What You Need to Know

We love cooking in cast-iron skillets; they’re an essential part of our kitchen. Whether we're searing, frying, baking, braising, or roasting, these pans are incredibly sturdy; they're also naturally nonstick. As you use them, their seasonings keep improving because heated fat molecules link up to form a polymer (essentially a connected grid). This creates a hard, elastic film that bonds to the iron, protecting it from rust and forming a surface layer that easily releases food—and is endlessly renewable. You can hand down these pans for generations.

Cast-iron skillets were common in the United States in the 19th century and made by many American manufacturers. Sadly, almost none of those companies survived past the middle of the 20th century, as sales of cast-iron cookware fell behind newer stainless-steel and aluminum pans. Two of the most famous companies, Wagner and Griswold, folded in the 1950s, and their vintage pans are now highly sought after by collectors. Lodge Manufacturing, based in Tennessee, has been producing cast-iron cookware since 1896, making it the longest continuously operated American cast-iron cookware company (and the largest). Today, most cast-iron skillets—aside from Lodge—are imports from China, where cast-iron cookware was invented. But within the past decade, artisan cast-iron cookware makers have sprung up in the United States, many with a declared goal of re-creating labor-intensive features that have disappeared from most modern cast-iron cookware, including smooth, hand-polished interiors (unlike modern pans, which have a rougher, more “pebbly” surface that shows the texture of the sand they were cast in) and pans that are cast to be slightly thinner and more lightweight—prized features in vintage cookware.

What to Look For

  • ...

Everything We Tested

Good : 3 stars out of 3.Fair : 2 stars out of 3.Poor : 1 stars out of 3.
*All products reviewed by America’s Test Kitchen are independently chosen, researched, and reviewed by our editors. We buy products for testing at retail locations and do not accept unsolicited samples for testing. We list suggested sources for recommended products as a convenience to our readers but do not endorse specific retailers. When you choose to purchase our editorial recommendations from the links we provide, we may earn an affiliate commission. Prices are subject to change.
accolades badge

Reviews you can trust

Reviews you can trust

The mission of America’s Test Kitchen Reviews is to find the best equipment and ingredients for the home cook through rigorous, hands-on testing. We stand behind our winners so much that we even put our seal of approval on them.
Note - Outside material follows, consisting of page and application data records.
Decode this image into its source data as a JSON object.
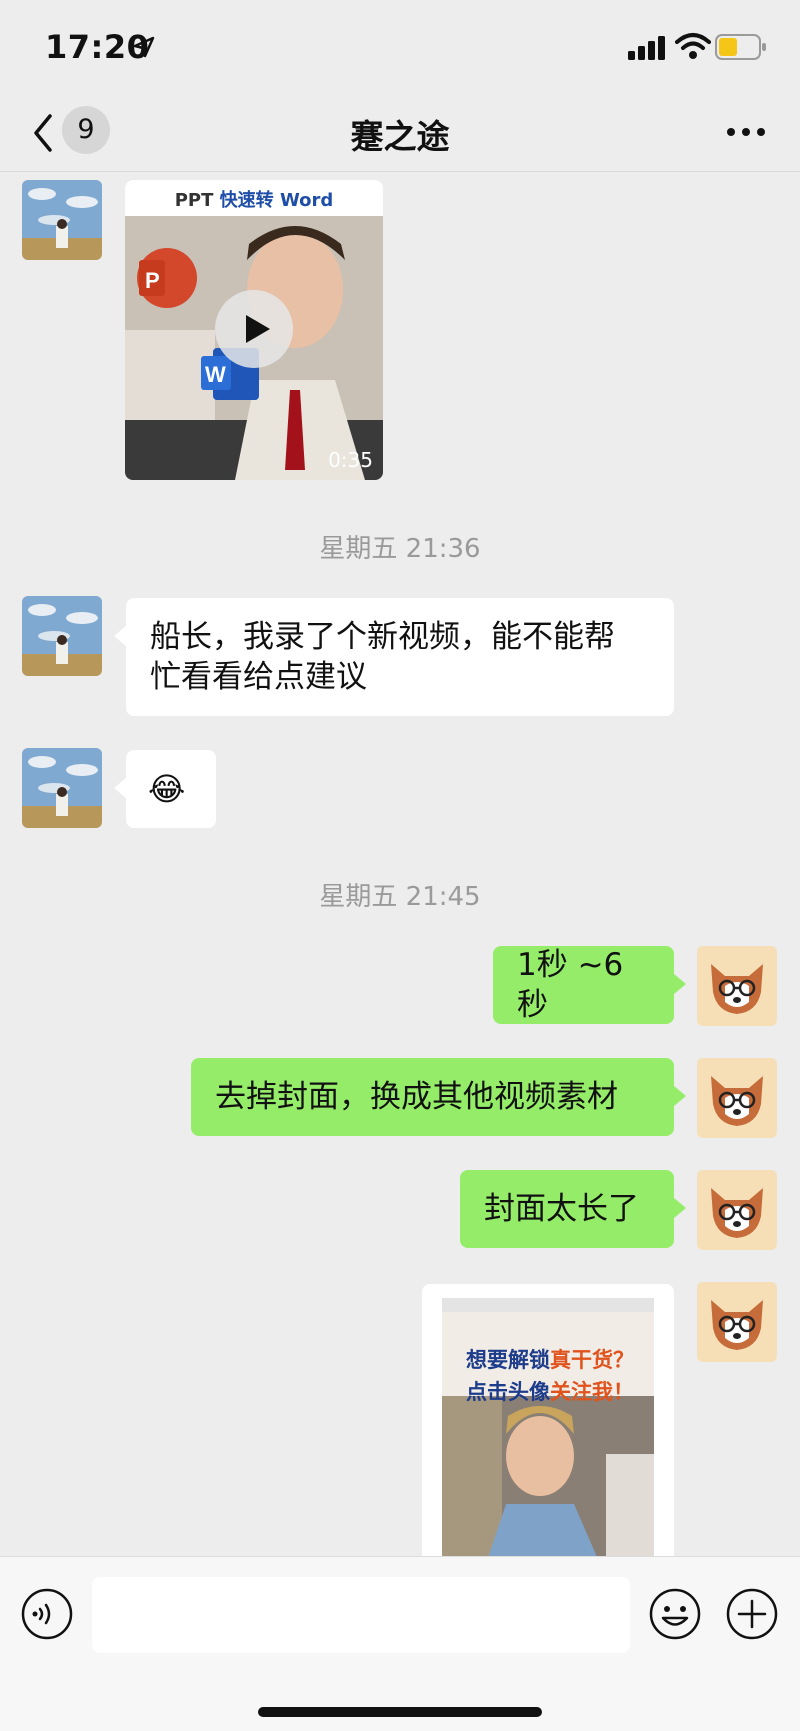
{
  "status_bar": {
    "time": "17:20",
    "icons": [
      "location-arrow-icon",
      "signal-bars-icon",
      "wifi-icon",
      "battery-icon"
    ],
    "battery_color": "#f5c518"
  },
  "nav": {
    "back_icon": "chevron-left-icon",
    "unread_count": "9",
    "title": "蹇之途",
    "more_icon": "more-dots-icon"
  },
  "messages": [
    {
      "from": "other",
      "type": "video",
      "caption_prefix": "PPT",
      "caption_main": "快速转 Word",
      "duration": "0:35"
    },
    {
      "type": "timestamp",
      "text": "星期五 21:36"
    },
    {
      "from": "other",
      "type": "text",
      "lines": [
        "船长，我录了个新视频，能不能帮",
        "忙看看给点建议"
      ]
    },
    {
      "from": "other",
      "type": "emoji",
      "emoji": "😂"
    },
    {
      "type": "timestamp",
      "text": "星期五 21:45"
    },
    {
      "from": "me",
      "type": "text",
      "text": "1秒 ~6秒"
    },
    {
      "from": "me",
      "type": "text",
      "text": "去掉封面，换成其他视频素材"
    },
    {
      "from": "me",
      "type": "text",
      "text": "封面太长了"
    },
    {
      "from": "me",
      "type": "image",
      "line1_a": "想要解锁",
      "line1_b": "真干货？",
      "line2_a": "点击头像",
      "line2_b": "关注我！"
    }
  ],
  "input_bar": {
    "placeholder": "",
    "icons": [
      "voice-icon",
      "emoji-face-icon",
      "plus-icon"
    ]
  },
  "colors": {
    "background": "#ededed",
    "bubble_out": "#95ec69",
    "bubble_in": "#ffffff",
    "accent_navy": "#1e3c8c",
    "accent_orange": "#e0531d"
  }
}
Lisa McManus

Lisa is an executive editor for ATK Reviews, cohost of Gear Heads on YouTube, and gadget expert on TV's America's Test Kitchen.